Afferent vagal pathways transmit information to the brain related to peripheral inflammation so as to participate in the activation of adaptive reactions, including fever and sickness behavior. On the other side, efferent vagal pathways inhibit the synthesis and release of pro-inflammatory cytokines by peripheral immune cells.
The pioneering work of the Nelson Vaz group published the first evidence of behavioral changes as a consequence of allergic reactions, showing that ovalbumin (OVA)-allergic mice avoided drinking an otherwise preferred artificially sweetened solution containing OVA. This aversion is specific, since peanut- or cashew nut-sensitized mice, when offered with a mixture of the grains in natura avoided only the grains containing the allergen they were sensitized to.
A study published in the May 2013 issue of PLoS One may indicate a novel, unrecognized interaction between viruses and the glucocorticoid (GC)-signaling system that results in the induction of interleukin (IL)-10 production by dendritic cells (DCs).
Consider this: In over five million years of human evolution, only one organ has come to exist for the sole purpose of providing pleasure – the clitoris. It is not required for reproduction. It doesn’t have a urethra running through it like the penis, and thus, does not urinate. Its sole function – its singular, wonderful purpose – is to make a woman feel good!!
Sadly, it is precisely because the clitoris has no function apart from female pleasure that science has neglected to study it as intricately as the penis...
In this chapter we attempt to uncover the different roles of tachykinins in human disease homeostatic conditions in particular hematopoiesis within the bone marrow cavity. We also discuss normal synthesis of tachykinins and their receptors, yet focus on their regulation by microRNA, messenger RNA stabilizing proteins, and transcription factors like Restrictive Element-1 Silencing Factor (REST). We discuss the consequence of the tachykinins to pathological conditions such as breast cancer development. We also review the normal processes during their role as neurotransmitters.
Among the growing number of molecules known to be involved in both neuronal and immune modulation, Nerve Growth Factor (NGF) seems to have a role in this complex network of bi-directional signals between the nervous and immune systems.

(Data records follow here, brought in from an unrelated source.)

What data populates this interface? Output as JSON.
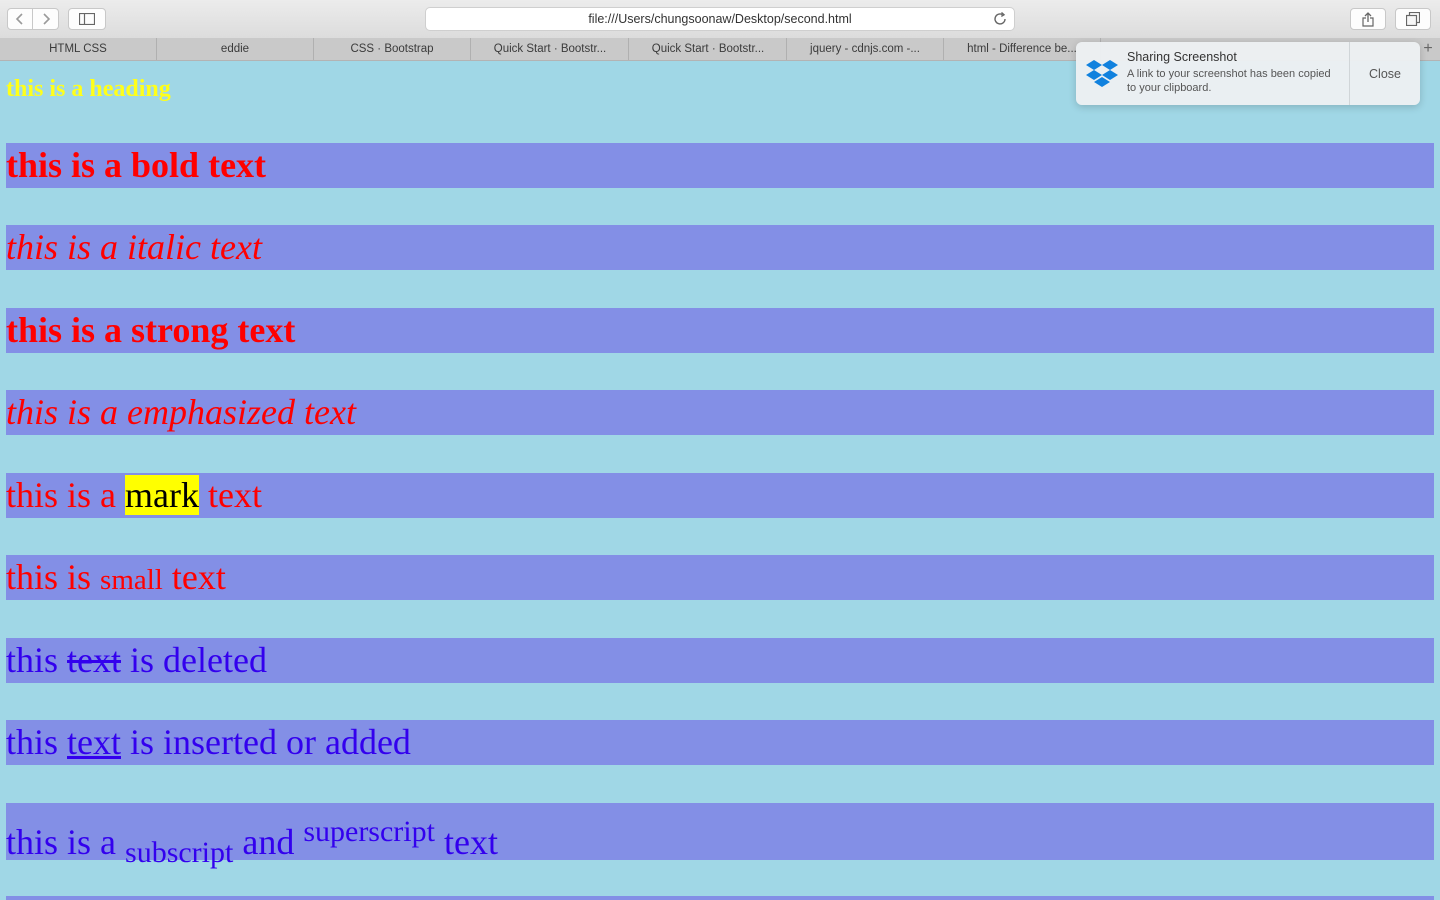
{
  "browser": {
    "url": "file:///Users/chungsoonaw/Desktop/second.html",
    "tabs": [
      "HTML CSS",
      "eddie",
      "CSS · Bootstrap",
      "Quick Start · Bootstr...",
      "Quick Start · Bootstr...",
      "jquery - cdnjs.com -...",
      "html - Difference be..."
    ],
    "new_tab_symbol": "+"
  },
  "notification": {
    "title": "Sharing Screenshot",
    "body": "A link to your screenshot has been copied to your clipboard.",
    "close_label": "Close",
    "icon": "dropbox-icon",
    "accent": "#1081de"
  },
  "page": {
    "heading": "this is a heading",
    "bold": "this is a bold text",
    "italic": "this is a italic text",
    "strong": "this is a strong text",
    "emphasized": "this is a emphasized text",
    "mark": {
      "before": "this is a ",
      "marked": "mark",
      "after": " text"
    },
    "small": {
      "before": "this is ",
      "small": "small",
      "after": " text"
    },
    "deleted": {
      "before": "this ",
      "deleted": "text",
      "after": " is deleted"
    },
    "inserted": {
      "before": "this ",
      "inserted": "text",
      "after": " is inserted or added"
    },
    "subsup": {
      "before": "this is a ",
      "sub": "subscript",
      "middle": " and ",
      "sup": "superscript",
      "after": " text"
    }
  },
  "colors": {
    "page_background": "#a0d7e6",
    "row_background": "#838fe6",
    "heading": "#ffff1a",
    "red_text": "#ff0000",
    "blue_text": "#3300ee",
    "mark_background": "#ffff00"
  }
}
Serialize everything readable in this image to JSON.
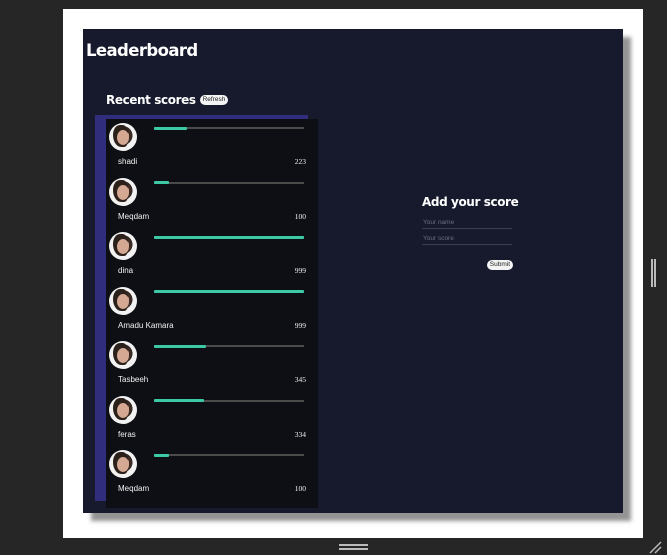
{
  "app": {
    "title": "Leaderboard"
  },
  "recent": {
    "title": "Recent scores",
    "refresh_label": "Refresh",
    "max_score": 999,
    "entries": [
      {
        "name": "shadi",
        "score": "223",
        "fraction": 0.223
      },
      {
        "name": "Meqdam",
        "score": "100",
        "fraction": 0.1
      },
      {
        "name": "dina",
        "score": "999",
        "fraction": 0.999
      },
      {
        "name": "Amadu Kamara",
        "score": "999",
        "fraction": 0.999
      },
      {
        "name": "Tasbeeh",
        "score": "345",
        "fraction": 0.345
      },
      {
        "name": "feras",
        "score": "334",
        "fraction": 0.334
      },
      {
        "name": "Meqdam",
        "score": "100",
        "fraction": 0.1
      }
    ]
  },
  "form": {
    "title": "Add your score",
    "name_placeholder": "Your name",
    "score_placeholder": "Your score",
    "name_value": "",
    "score_value": "",
    "submit_label": "Submit"
  },
  "colors": {
    "background": "#161a2c",
    "list_background": "#0e0f15",
    "list_border": "#2f2d7c",
    "progress_fill": "#3cc9a6",
    "progress_track": "#4b4b4b"
  }
}
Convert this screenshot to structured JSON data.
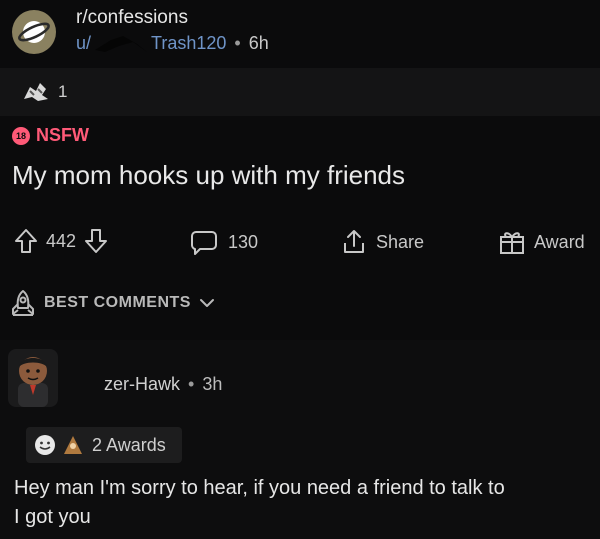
{
  "post": {
    "subreddit": "r/confessions",
    "user_prefix": "u/",
    "username": "Trash120",
    "separator": "•",
    "age": "6h",
    "award_count": "1",
    "nsfw_badge": "18",
    "nsfw_label": "NSFW",
    "title": "My mom hooks up with my friends"
  },
  "actions": {
    "upvotes": "442",
    "comments": "130",
    "share": "Share",
    "award": "Award"
  },
  "sort": {
    "label": "BEST COMMENTS"
  },
  "comment": {
    "username": "zer-Hawk",
    "separator": "•",
    "age": "3h",
    "awards_label": "2 Awards",
    "text": "Hey man I'm sorry to hear, if you need a friend to talk to\nI got you"
  },
  "colors": {
    "background": "#0b0b0c",
    "nsfw": "#ff5a78",
    "link_blue": "#6f94c8",
    "subreddit_icon": "#8a8160"
  },
  "icons": [
    "planet-icon",
    "scribble-mark",
    "award-icon",
    "nsfw-icon",
    "upvote-icon",
    "downvote-icon",
    "comment-icon",
    "share-icon",
    "gift-icon",
    "rocket-icon",
    "chevron-down-icon",
    "avatar",
    "wholesome-icon",
    "award-small-icon"
  ]
}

Herein is an overview of our observations on the inhibition of the induction of splenic CD4 and CD8+ regulatory T cells, thymic and hepatic regulatory T cells by the ablation of the sympathetic nervous system by the neurotoxin 6-hydroxydopamine (6-OHDA). In contrast, sympathectomy with 6-OHDA induces an elevation in CD4, FoxP3+ regulatory T cells in the spleen and lymph nodes that can mitigate the induction of experimental autoimmune encephalomyelitis. We suggest that the sympathetic influence on the activation and maintenance of different regulatory T cells is a major neuronal influence of the immune system that could be a major factor in chronic stress.